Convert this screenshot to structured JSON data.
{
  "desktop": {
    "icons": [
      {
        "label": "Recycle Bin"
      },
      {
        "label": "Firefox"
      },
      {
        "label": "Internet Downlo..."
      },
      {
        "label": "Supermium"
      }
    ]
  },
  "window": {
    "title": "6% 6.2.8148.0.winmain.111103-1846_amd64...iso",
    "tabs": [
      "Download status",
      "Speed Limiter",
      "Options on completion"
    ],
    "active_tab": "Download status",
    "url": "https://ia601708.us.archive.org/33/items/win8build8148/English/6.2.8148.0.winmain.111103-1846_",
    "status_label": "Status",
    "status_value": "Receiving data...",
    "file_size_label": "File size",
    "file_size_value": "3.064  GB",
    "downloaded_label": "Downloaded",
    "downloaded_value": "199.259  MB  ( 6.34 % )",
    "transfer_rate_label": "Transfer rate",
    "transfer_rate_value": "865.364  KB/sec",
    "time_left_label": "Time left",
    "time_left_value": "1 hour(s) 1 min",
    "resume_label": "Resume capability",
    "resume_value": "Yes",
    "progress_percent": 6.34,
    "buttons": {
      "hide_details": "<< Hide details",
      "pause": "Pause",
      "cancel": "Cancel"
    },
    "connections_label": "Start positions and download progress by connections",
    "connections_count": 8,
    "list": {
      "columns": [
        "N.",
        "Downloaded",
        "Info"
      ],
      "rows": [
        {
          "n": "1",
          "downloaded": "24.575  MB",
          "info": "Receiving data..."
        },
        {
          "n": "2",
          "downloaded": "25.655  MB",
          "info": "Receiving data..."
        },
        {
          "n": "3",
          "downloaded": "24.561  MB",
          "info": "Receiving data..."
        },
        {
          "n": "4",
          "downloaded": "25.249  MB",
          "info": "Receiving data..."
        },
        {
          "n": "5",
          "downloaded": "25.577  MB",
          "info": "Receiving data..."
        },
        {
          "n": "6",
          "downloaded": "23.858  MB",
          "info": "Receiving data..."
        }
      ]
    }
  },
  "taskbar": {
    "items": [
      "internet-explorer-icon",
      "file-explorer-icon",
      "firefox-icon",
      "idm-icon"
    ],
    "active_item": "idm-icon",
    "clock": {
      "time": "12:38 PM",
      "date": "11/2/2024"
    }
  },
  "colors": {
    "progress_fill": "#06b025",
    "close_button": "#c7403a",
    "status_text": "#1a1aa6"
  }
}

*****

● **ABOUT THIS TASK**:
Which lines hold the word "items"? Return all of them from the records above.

● **WRITTEN REPLY**:
    "url": "https://ia601708.us.archive.org/33/items/win8build8148/English/6.2.8148.0.winmain.111103-1846_",
    "items": [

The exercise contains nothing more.